Is this just a boondoggle to please the aesthetically minded among us? Well anything that does nothing but make the world more beautiful is a boondoggle, if you put it that way. But what is the return on investment for this installation? If you figure you’re saving $3,600 per year in electric costs at the night rate of $.10 per kWh, you’ve only got half the picture. During the summer when there are more hours of sun, the system will generate surplus energy to help power the buiding during the day, which at peak rates of $.25 per kWh, will earn another $2,300. Using conservative assumptions, the system will return 2.3% per year before any subsidies or credits.
What’s stopping this simple adapatation so Sacramentans can admire and be inspired by a beautiful building again? Can’t we let these lights shine in the darkness, reminding us that we live in a spectacular city? Turn on the lights! As long as we don’t allow our obsession with CO2 emissions to cause us to overlook (or even enable) the destruction of our forests and fisheries, the earth will abide.

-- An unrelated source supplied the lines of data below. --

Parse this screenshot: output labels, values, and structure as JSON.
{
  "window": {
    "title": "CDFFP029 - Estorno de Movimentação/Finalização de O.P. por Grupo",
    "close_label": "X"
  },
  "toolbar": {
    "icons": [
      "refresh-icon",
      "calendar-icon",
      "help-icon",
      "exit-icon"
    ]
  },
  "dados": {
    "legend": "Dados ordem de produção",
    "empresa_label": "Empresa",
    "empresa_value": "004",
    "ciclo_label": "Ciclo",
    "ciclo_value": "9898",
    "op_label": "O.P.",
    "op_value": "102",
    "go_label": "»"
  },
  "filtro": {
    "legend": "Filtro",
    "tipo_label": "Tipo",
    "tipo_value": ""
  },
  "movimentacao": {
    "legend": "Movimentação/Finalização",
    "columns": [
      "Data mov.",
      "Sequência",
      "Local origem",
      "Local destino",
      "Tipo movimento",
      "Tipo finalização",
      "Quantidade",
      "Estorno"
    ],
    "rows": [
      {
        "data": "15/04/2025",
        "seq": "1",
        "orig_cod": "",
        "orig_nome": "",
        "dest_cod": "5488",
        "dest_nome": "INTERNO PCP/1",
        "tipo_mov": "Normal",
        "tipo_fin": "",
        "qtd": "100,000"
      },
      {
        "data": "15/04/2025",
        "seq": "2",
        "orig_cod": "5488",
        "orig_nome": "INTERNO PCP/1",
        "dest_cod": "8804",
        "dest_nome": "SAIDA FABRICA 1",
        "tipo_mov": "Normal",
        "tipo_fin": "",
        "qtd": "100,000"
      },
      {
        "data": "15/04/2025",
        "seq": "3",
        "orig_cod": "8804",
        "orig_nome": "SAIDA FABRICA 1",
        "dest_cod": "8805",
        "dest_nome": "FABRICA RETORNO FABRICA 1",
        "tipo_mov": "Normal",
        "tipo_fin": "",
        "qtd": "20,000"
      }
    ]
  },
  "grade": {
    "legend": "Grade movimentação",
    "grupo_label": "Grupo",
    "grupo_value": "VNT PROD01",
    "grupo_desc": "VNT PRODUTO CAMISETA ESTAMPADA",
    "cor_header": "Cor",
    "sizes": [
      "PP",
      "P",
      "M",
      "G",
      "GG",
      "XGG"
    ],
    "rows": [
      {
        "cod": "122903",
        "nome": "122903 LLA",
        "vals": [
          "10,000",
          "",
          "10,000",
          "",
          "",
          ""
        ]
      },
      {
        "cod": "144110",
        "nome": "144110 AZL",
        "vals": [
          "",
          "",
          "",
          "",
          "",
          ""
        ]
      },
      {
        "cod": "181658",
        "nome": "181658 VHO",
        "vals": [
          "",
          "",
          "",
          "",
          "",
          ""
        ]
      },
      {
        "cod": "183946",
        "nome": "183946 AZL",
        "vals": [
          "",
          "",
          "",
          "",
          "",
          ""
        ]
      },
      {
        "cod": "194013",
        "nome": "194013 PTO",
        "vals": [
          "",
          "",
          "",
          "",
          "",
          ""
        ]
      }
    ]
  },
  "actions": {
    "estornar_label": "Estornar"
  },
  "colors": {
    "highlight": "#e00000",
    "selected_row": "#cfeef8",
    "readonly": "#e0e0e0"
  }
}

As for the costs – please know that if you deferred the retirement benefits of just one average public sector worker within this building for five years, you would have more than enough money to pay for this sustainable lighting system. And know that the funds from CO2 offset credits and CO2 taxes will not be paying for this photovoltaic system, they will mainly be paying to keep afloat the otherwise completely unsustainable public sector retirement benefits. So as private sector taxpayers sign up for reverse mortgages to supplement their social security, while paying more for their “footprints,” they might please understand which way the financial river flows, and why.